** Opening RECORDS FOR THIS EXERCISE block **

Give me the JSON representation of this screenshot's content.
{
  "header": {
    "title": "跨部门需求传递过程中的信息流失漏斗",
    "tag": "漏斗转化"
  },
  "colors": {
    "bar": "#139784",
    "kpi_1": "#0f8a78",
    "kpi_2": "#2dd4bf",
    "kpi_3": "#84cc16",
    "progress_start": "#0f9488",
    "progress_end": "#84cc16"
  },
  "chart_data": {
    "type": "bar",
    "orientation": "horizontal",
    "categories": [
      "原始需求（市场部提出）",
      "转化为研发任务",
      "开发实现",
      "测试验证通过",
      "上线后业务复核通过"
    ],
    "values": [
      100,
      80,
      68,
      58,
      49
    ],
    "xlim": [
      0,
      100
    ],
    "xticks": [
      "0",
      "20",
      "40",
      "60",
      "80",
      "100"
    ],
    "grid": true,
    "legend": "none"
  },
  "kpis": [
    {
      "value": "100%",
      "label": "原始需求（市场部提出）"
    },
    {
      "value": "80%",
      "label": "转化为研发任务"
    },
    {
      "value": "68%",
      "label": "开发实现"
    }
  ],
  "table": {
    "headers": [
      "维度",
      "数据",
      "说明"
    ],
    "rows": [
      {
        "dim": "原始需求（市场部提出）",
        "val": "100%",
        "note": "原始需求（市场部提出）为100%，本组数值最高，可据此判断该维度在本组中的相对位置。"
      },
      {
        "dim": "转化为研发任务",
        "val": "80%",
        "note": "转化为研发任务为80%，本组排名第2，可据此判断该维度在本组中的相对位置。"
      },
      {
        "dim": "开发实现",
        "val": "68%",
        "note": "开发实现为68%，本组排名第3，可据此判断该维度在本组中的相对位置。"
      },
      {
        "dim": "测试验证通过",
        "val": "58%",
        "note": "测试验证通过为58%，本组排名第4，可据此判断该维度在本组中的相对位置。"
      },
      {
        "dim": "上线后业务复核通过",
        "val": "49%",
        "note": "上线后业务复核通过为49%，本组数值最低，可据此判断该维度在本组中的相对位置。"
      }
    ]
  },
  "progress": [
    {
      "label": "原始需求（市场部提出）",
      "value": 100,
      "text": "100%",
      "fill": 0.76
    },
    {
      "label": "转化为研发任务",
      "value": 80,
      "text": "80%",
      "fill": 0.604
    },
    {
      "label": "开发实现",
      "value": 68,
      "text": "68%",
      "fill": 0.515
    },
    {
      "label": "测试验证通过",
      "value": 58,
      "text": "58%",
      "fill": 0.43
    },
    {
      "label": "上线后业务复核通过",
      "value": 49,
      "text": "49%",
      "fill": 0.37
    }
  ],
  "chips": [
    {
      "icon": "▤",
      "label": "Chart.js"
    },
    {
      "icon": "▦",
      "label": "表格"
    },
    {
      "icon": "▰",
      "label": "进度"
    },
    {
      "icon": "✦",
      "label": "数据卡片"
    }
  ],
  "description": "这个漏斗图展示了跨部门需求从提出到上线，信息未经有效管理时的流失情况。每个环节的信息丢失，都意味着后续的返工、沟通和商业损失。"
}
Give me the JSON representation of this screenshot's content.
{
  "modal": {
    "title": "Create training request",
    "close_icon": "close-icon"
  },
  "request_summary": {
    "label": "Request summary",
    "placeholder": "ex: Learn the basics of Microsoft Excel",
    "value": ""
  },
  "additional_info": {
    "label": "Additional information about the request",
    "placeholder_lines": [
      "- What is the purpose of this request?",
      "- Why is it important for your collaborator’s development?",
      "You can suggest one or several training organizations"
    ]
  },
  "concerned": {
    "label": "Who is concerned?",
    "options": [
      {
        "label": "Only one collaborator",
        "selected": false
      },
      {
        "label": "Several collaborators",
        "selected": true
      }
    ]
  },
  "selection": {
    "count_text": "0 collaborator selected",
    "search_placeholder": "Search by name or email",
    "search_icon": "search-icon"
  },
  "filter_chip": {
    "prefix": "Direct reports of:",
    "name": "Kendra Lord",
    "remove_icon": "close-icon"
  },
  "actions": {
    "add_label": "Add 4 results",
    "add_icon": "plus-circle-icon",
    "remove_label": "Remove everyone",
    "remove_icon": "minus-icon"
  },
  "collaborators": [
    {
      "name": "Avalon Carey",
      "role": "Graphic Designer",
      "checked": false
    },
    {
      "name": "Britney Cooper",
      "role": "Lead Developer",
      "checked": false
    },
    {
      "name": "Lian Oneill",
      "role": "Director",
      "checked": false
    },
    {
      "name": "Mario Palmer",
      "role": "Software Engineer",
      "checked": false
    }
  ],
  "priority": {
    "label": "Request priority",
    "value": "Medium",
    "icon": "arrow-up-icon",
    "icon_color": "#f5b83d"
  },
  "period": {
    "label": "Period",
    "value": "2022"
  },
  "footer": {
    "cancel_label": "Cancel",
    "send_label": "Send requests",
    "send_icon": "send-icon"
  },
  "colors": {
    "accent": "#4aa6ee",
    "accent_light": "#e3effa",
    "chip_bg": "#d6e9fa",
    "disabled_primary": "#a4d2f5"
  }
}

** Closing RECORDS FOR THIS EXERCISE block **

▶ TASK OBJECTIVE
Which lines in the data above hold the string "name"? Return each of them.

▶ TASK SOLUTION
    "search_placeholder": "Search by name or email",
    "name": "Kendra Lord",
      "name": "Avalon Carey",
      "name": "Britney Cooper",
      "name": "Lian Oneill",
      "name": "Mario Palmer",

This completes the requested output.